§ PROMPT: Here are some records; copy every line that holds the word "StdDefPlaybackScore".
- Opening Delimiter -
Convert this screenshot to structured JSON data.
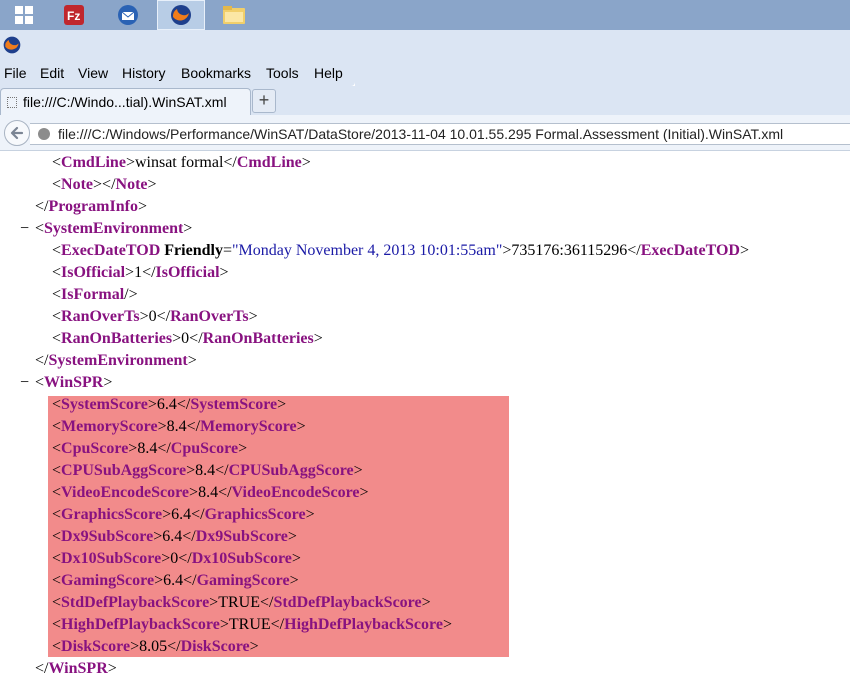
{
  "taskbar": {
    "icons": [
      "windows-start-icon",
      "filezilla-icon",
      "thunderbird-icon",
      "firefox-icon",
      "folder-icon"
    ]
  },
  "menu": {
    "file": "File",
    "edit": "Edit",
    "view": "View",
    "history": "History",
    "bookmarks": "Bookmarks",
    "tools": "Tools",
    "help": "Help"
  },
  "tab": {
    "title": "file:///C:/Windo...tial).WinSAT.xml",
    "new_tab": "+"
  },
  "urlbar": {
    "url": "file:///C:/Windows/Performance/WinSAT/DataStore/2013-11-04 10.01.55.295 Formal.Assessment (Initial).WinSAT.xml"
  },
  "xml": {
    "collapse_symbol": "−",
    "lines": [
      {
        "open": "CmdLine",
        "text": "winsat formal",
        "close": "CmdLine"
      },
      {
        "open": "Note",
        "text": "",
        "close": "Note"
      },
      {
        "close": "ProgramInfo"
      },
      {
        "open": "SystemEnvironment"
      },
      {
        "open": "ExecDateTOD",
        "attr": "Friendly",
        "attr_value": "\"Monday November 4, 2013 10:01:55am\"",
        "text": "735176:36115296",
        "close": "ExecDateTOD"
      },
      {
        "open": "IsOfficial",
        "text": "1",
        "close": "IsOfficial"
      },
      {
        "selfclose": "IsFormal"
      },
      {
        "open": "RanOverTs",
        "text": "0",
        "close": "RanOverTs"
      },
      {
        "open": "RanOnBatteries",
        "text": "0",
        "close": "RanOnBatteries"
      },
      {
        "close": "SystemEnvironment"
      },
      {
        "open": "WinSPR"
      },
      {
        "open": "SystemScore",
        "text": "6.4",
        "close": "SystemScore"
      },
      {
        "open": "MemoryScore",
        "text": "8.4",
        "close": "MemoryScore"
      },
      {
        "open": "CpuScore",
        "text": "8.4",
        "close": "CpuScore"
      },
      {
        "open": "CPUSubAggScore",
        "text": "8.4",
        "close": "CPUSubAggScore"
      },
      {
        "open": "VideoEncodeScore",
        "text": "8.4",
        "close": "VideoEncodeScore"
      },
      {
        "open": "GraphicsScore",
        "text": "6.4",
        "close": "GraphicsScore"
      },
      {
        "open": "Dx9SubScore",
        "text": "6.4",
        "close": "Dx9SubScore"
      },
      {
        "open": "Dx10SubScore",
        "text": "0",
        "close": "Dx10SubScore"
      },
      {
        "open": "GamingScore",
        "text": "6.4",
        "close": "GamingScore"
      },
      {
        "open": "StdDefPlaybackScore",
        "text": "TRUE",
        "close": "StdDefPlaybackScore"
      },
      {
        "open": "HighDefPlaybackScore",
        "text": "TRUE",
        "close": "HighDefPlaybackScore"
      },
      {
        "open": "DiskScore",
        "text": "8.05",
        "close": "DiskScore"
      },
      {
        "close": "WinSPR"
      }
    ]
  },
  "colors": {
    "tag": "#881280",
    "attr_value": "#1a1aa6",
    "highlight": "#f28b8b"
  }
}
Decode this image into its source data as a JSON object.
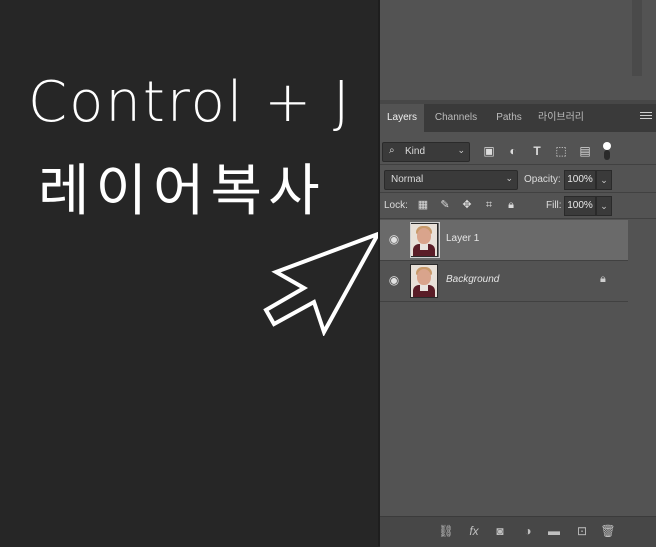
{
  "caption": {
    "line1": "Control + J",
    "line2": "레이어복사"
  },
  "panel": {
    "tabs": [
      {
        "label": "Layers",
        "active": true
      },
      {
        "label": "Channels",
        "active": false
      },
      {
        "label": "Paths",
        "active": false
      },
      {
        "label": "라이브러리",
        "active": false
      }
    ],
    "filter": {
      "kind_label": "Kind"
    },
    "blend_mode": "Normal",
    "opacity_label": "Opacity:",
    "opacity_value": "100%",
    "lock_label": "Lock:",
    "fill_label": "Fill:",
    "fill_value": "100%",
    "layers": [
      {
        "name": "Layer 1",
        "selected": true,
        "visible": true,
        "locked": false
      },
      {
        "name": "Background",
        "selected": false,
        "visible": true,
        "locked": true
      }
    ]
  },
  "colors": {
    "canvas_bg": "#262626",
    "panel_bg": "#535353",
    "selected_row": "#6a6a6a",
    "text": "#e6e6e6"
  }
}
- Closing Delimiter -
§ WRITTEN RESPONSE:
        "open": "StdDefPlaybackScore",
        "close": "StdDefPlaybackScore"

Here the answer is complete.